In your copy, include every line of the records exactly and no picture at all.
※
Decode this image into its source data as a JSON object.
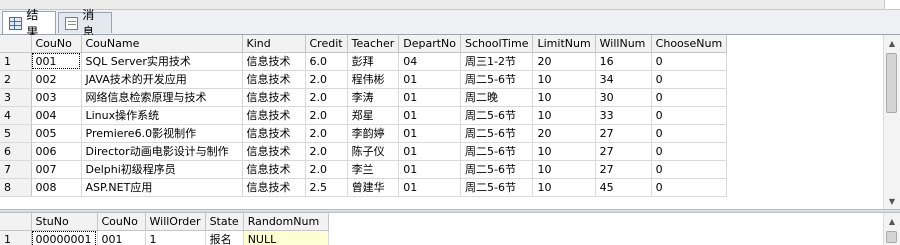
{
  "tabs": [
    {
      "label": "结果",
      "icon": "results-grid-icon",
      "active": true
    },
    {
      "label": "消息",
      "icon": "messages-icon",
      "active": false
    }
  ],
  "courses": {
    "columns": [
      "",
      "CouNo",
      "CouName",
      "Kind",
      "Credit",
      "Teacher",
      "DepartNo",
      "SchoolTime",
      "LimitNum",
      "WillNum",
      "ChooseNum"
    ],
    "rows": [
      [
        "1",
        "001",
        "SQL Server实用技术",
        "信息技术",
        "6.0",
        "彭拜",
        "04",
        "周三1-2节",
        "20",
        "16",
        "0"
      ],
      [
        "2",
        "002",
        "JAVA技术的开发应用",
        "信息技术",
        "2.0",
        "程伟彬",
        "01",
        "周二5-6节",
        "10",
        "34",
        "0"
      ],
      [
        "3",
        "003",
        "网络信息检索原理与技术",
        "信息技术",
        "2.0",
        "李涛",
        "01",
        "周二晚",
        "10",
        "30",
        "0"
      ],
      [
        "4",
        "004",
        "Linux操作系统",
        "信息技术",
        "2.0",
        "郑星",
        "01",
        "周二5-6节",
        "10",
        "33",
        "0"
      ],
      [
        "5",
        "005",
        "Premiere6.0影视制作",
        "信息技术",
        "2.0",
        "李韵婷",
        "01",
        "周二5-6节",
        "20",
        "27",
        "0"
      ],
      [
        "6",
        "006",
        "Director动画电影设计与制作",
        "信息技术",
        "2.0",
        "陈子仪",
        "01",
        "周二5-6节",
        "10",
        "27",
        "0"
      ],
      [
        "7",
        "007",
        "Delphi初级程序员",
        "信息技术",
        "2.0",
        "李兰",
        "01",
        "周二5-6节",
        "10",
        "27",
        "0"
      ],
      [
        "8",
        "008",
        "ASP.NET应用",
        "信息技术",
        "2.5",
        "曾建华",
        "01",
        "周二5-6节",
        "10",
        "45",
        "0"
      ]
    ]
  },
  "stucou": {
    "columns": [
      "",
      "StuNo",
      "CouNo",
      "WillOrder",
      "State",
      "RandomNum"
    ],
    "rows": [
      [
        "1",
        "00000001",
        "001",
        "1",
        "报名",
        "NULL"
      ]
    ]
  }
}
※
• ANSWER BELOW:
Decode this image into its source data as a JSON object.
{
  "tabs": [
    {
      "label": "结果",
      "icon": "results-grid-icon",
      "active": true
    },
    {
      "label": "消息",
      "icon": "messages-icon",
      "active": false
    }
  ],
  "courses": {
    "columns": [
      "",
      "CouNo",
      "CouName",
      "Kind",
      "Credit",
      "Teacher",
      "DepartNo",
      "SchoolTime",
      "LimitNum",
      "WillNum",
      "ChooseNum"
    ],
    "rows": [
      [
        "1",
        "001",
        "SQL Server实用技术",
        "信息技术",
        "6.0",
        "彭拜",
        "04",
        "周三1-2节",
        "20",
        "16",
        "0"
      ],
      [
        "2",
        "002",
        "JAVA技术的开发应用",
        "信息技术",
        "2.0",
        "程伟彬",
        "01",
        "周二5-6节",
        "10",
        "34",
        "0"
      ],
      [
        "3",
        "003",
        "网络信息检索原理与技术",
        "信息技术",
        "2.0",
        "李涛",
        "01",
        "周二晚",
        "10",
        "30",
        "0"
      ],
      [
        "4",
        "004",
        "Linux操作系统",
        "信息技术",
        "2.0",
        "郑星",
        "01",
        "周二5-6节",
        "10",
        "33",
        "0"
      ],
      [
        "5",
        "005",
        "Premiere6.0影视制作",
        "信息技术",
        "2.0",
        "李韵婷",
        "01",
        "周二5-6节",
        "20",
        "27",
        "0"
      ],
      [
        "6",
        "006",
        "Director动画电影设计与制作",
        "信息技术",
        "2.0",
        "陈子仪",
        "01",
        "周二5-6节",
        "10",
        "27",
        "0"
      ],
      [
        "7",
        "007",
        "Delphi初级程序员",
        "信息技术",
        "2.0",
        "李兰",
        "01",
        "周二5-6节",
        "10",
        "27",
        "0"
      ],
      [
        "8",
        "008",
        "ASP.NET应用",
        "信息技术",
        "2.5",
        "曾建华",
        "01",
        "周二5-6节",
        "10",
        "45",
        "0"
      ]
    ]
  },
  "stucou": {
    "columns": [
      "",
      "StuNo",
      "CouNo",
      "WillOrder",
      "State",
      "RandomNum"
    ],
    "rows": [
      [
        "1",
        "00000001",
        "001",
        "1",
        "报名",
        "NULL"
      ]
    ]
  }
}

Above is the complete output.